%%
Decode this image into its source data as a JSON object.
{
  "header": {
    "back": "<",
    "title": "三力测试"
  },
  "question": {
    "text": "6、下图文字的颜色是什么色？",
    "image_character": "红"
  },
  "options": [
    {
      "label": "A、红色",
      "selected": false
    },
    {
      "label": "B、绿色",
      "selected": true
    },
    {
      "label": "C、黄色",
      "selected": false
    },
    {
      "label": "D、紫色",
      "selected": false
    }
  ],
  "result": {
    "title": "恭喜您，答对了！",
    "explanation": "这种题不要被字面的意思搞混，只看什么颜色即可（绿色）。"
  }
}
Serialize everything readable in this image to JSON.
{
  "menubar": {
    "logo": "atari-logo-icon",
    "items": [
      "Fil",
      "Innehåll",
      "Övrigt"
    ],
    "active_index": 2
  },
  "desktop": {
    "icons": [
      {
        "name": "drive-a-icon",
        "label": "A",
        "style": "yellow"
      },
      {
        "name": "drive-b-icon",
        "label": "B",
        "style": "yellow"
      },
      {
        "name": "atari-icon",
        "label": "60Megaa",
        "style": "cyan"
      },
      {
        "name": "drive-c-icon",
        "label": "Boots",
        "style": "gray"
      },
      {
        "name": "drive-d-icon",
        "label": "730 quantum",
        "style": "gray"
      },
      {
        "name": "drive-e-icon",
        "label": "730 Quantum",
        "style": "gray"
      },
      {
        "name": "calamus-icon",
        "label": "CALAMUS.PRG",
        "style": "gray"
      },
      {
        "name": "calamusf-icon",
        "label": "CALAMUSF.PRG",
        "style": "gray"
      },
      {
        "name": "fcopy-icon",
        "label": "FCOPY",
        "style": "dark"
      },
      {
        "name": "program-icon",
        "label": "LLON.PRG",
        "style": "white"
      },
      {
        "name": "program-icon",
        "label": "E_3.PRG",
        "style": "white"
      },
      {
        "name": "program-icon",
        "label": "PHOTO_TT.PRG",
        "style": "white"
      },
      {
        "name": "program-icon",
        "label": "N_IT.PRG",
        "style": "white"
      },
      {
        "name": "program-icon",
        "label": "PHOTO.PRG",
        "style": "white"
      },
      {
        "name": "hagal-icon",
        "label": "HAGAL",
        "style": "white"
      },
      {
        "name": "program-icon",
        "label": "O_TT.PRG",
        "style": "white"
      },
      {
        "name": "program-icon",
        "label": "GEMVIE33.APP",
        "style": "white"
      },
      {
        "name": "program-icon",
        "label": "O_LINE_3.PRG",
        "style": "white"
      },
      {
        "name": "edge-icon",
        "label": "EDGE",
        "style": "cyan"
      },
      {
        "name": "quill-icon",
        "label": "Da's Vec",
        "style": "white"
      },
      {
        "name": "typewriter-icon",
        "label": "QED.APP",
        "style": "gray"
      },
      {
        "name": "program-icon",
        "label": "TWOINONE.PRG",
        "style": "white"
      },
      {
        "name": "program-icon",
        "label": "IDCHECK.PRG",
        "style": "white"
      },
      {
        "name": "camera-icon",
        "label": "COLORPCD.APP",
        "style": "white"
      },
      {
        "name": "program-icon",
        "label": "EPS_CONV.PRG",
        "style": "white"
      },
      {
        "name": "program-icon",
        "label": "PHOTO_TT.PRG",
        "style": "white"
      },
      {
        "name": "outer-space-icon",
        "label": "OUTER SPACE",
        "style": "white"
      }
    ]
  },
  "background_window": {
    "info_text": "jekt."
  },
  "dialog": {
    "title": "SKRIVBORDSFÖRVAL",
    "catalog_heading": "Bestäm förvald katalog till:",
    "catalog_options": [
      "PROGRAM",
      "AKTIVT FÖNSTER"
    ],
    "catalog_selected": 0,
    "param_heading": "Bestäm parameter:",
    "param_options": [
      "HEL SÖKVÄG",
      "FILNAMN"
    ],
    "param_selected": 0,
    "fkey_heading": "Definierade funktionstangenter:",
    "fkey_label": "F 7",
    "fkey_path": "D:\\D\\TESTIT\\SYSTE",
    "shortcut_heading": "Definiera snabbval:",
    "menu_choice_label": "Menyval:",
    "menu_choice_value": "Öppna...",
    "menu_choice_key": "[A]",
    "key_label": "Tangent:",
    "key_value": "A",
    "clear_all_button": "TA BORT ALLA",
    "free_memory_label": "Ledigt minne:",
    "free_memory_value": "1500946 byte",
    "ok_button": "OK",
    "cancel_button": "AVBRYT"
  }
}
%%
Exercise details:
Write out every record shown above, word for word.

Answer section:
Decode this image into its source data as a JSON object.
{
  "header": {
    "back": "<",
    "title": "三力测试"
  },
  "question": {
    "text": "6、下图文字的颜色是什么色？",
    "image_character": "红"
  },
  "options": [
    {
      "label": "A、红色",
      "selected": false
    },
    {
      "label": "B、绿色",
      "selected": true
    },
    {
      "label": "C、黄色",
      "selected": false
    },
    {
      "label": "D、紫色",
      "selected": false
    }
  ],
  "result": {
    "title": "恭喜您，答对了！",
    "explanation": "这种题不要被字面的意思搞混，只看什么颜色即可（绿色）。"
  }
}
Serialize everything readable in this image to JSON.
{
  "menubar": {
    "logo": "atari-logo-icon",
    "items": [
      "Fil",
      "Innehåll",
      "Övrigt"
    ],
    "active_index": 2
  },
  "desktop": {
    "icons": [
      {
        "name": "drive-a-icon",
        "label": "A",
        "style": "yellow"
      },
      {
        "name": "drive-b-icon",
        "label": "B",
        "style": "yellow"
      },
      {
        "name": "atari-icon",
        "label": "60Megaa",
        "style": "cyan"
      },
      {
        "name": "drive-c-icon",
        "label": "Boots",
        "style": "gray"
      },
      {
        "name": "drive-d-icon",
        "label": "730 quantum",
        "style": "gray"
      },
      {
        "name": "drive-e-icon",
        "label": "730 Quantum",
        "style": "gray"
      },
      {
        "name": "calamus-icon",
        "label": "CALAMUS.PRG",
        "style": "gray"
      },
      {
        "name": "calamusf-icon",
        "label": "CALAMUSF.PRG",
        "style": "gray"
      },
      {
        "name": "fcopy-icon",
        "label": "FCOPY",
        "style": "dark"
      },
      {
        "name": "program-icon",
        "label": "LLON.PRG",
        "style": "white"
      },
      {
        "name": "program-icon",
        "label": "E_3.PRG",
        "style": "white"
      },
      {
        "name": "program-icon",
        "label": "PHOTO_TT.PRG",
        "style": "white"
      },
      {
        "name": "program-icon",
        "label": "N_IT.PRG",
        "style": "white"
      },
      {
        "name": "program-icon",
        "label": "PHOTO.PRG",
        "style": "white"
      },
      {
        "name": "hagal-icon",
        "label": "HAGAL",
        "style": "white"
      },
      {
        "name": "program-icon",
        "label": "O_TT.PRG",
        "style": "white"
      },
      {
        "name": "program-icon",
        "label": "GEMVIE33.APP",
        "style": "white"
      },
      {
        "name": "program-icon",
        "label": "O_LINE_3.PRG",
        "style": "white"
      },
      {
        "name": "edge-icon",
        "label": "EDGE",
        "style": "cyan"
      },
      {
        "name": "quill-icon",
        "label": "Da's Vec",
        "style": "white"
      },
      {
        "name": "typewriter-icon",
        "label": "QED.APP",
        "style": "gray"
      },
      {
        "name": "program-icon",
        "label": "TWOINONE.PRG",
        "style": "white"
      },
      {
        "name": "program-icon",
        "label": "IDCHECK.PRG",
        "style": "white"
      },
      {
        "name": "camera-icon",
        "label": "COLORPCD.APP",
        "style": "white"
      },
      {
        "name": "program-icon",
        "label": "EPS_CONV.PRG",
        "style": "white"
      },
      {
        "name": "program-icon",
        "label": "PHOTO_TT.PRG",
        "style": "white"
      },
      {
        "name": "outer-space-icon",
        "label": "OUTER SPACE",
        "style": "white"
      }
    ]
  },
  "background_window": {
    "info_text": "jekt."
  },
  "dialog": {
    "title": "SKRIVBORDSFÖRVAL",
    "catalog_heading": "Bestäm förvald katalog till:",
    "catalog_options": [
      "PROGRAM",
      "AKTIVT FÖNSTER"
    ],
    "catalog_selected": 0,
    "param_heading": "Bestäm parameter:",
    "param_options": [
      "HEL SÖKVÄG",
      "FILNAMN"
    ],
    "param_selected": 0,
    "fkey_heading": "Definierade funktionstangenter:",
    "fkey_label": "F 7",
    "fkey_path": "D:\\D\\TESTIT\\SYSTE",
    "shortcut_heading": "Definiera snabbval:",
    "menu_choice_label": "Menyval:",
    "menu_choice_value": "Öppna...",
    "menu_choice_key": "[A]",
    "key_label": "Tangent:",
    "key_value": "A",
    "clear_all_button": "TA BORT ALLA",
    "free_memory_label": "Ledigt minne:",
    "free_memory_value": "1500946 byte",
    "ok_button": "OK",
    "cancel_button": "AVBRYT"
  }
}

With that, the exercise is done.